## Work order
Find every line in the records below that contains "欢迎学习django课程", and copy it.

┄┄┄┄┄┄

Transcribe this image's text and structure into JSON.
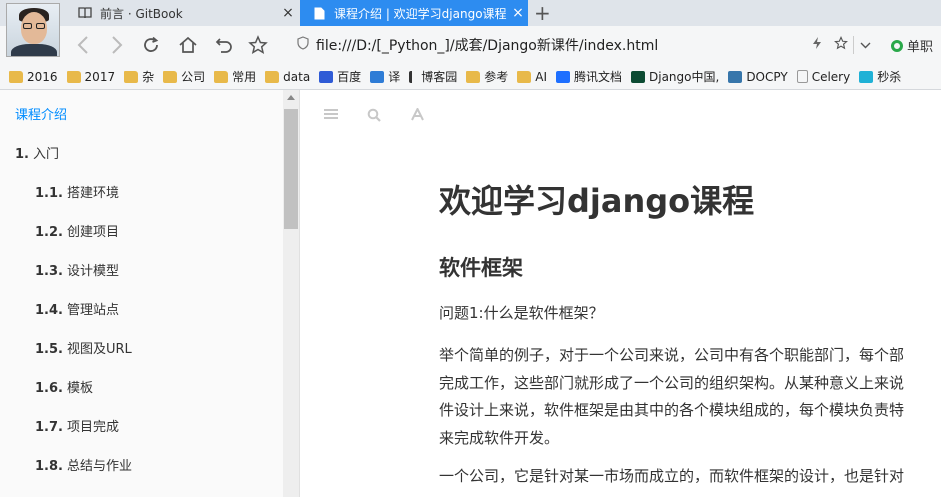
{
  "browser": {
    "tabs": [
      {
        "label": "前言 · GitBook",
        "close": "×"
      },
      {
        "label": "课程介绍 | 欢迎学习django课程",
        "close": "×"
      }
    ],
    "new_tab": "+",
    "address": "file:///D:/[_Python_]/成套/Django新课件/index.html",
    "search_engine": "单职",
    "bookmarks": [
      {
        "label": "2016",
        "icon": "folder-icon"
      },
      {
        "label": "2017",
        "icon": "folder-icon"
      },
      {
        "label": "杂",
        "icon": "folder-icon"
      },
      {
        "label": "公司",
        "icon": "folder-icon"
      },
      {
        "label": "常用",
        "icon": "folder-icon"
      },
      {
        "label": "data",
        "icon": "folder-icon"
      },
      {
        "label": "百度",
        "icon": "baidu-icon"
      },
      {
        "label": "译",
        "icon": "translate-icon"
      },
      {
        "label": "博客园",
        "icon": "cnblogs-icon"
      },
      {
        "label": "参考",
        "icon": "folder-icon"
      },
      {
        "label": "AI",
        "icon": "folder-icon"
      },
      {
        "label": "腾讯文档",
        "icon": "tencent-docs-icon"
      },
      {
        "label": "Django中国,",
        "icon": "django-icon"
      },
      {
        "label": "DOCPY",
        "icon": "python-icon"
      },
      {
        "label": "Celery",
        "icon": "page-icon"
      },
      {
        "label": "秒杀",
        "icon": "seckill-icon"
      }
    ]
  },
  "sidebar": {
    "items": [
      {
        "num": "",
        "label": "课程介绍"
      },
      {
        "num": "1.",
        "label": "入门"
      },
      {
        "num": "1.1.",
        "label": "搭建环境"
      },
      {
        "num": "1.2.",
        "label": "创建项目"
      },
      {
        "num": "1.3.",
        "label": "设计模型"
      },
      {
        "num": "1.4.",
        "label": "管理站点"
      },
      {
        "num": "1.5.",
        "label": "视图及URL"
      },
      {
        "num": "1.6.",
        "label": "模板"
      },
      {
        "num": "1.7.",
        "label": "项目完成"
      },
      {
        "num": "1.8.",
        "label": "总结与作业"
      }
    ]
  },
  "content": {
    "title": "欢迎学习django课程",
    "subtitle": "软件框架",
    "paragraphs": [
      "问题1:什么是软件框架？",
      "举个简单的例子，对于一个公司来说，公司中有各个职能部门，每个部",
      "完成工作，这些部门就形成了一个公司的组织架构。从某种意义上来说",
      "件设计上来说，软件框架是由其中的各个模块组成的，每个模块负责特",
      "来完成软件开发。",
      "一个公司，它是针对某一市场而成立的，而软件框架的设计，也是针对"
    ]
  },
  "colors": {
    "accent": "#2d8cf0",
    "active_link": "#008cff"
  }
}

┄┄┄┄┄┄

## Reply
        "label": "课程介绍 | 欢迎学习django课程",
    "title": "欢迎学习django课程",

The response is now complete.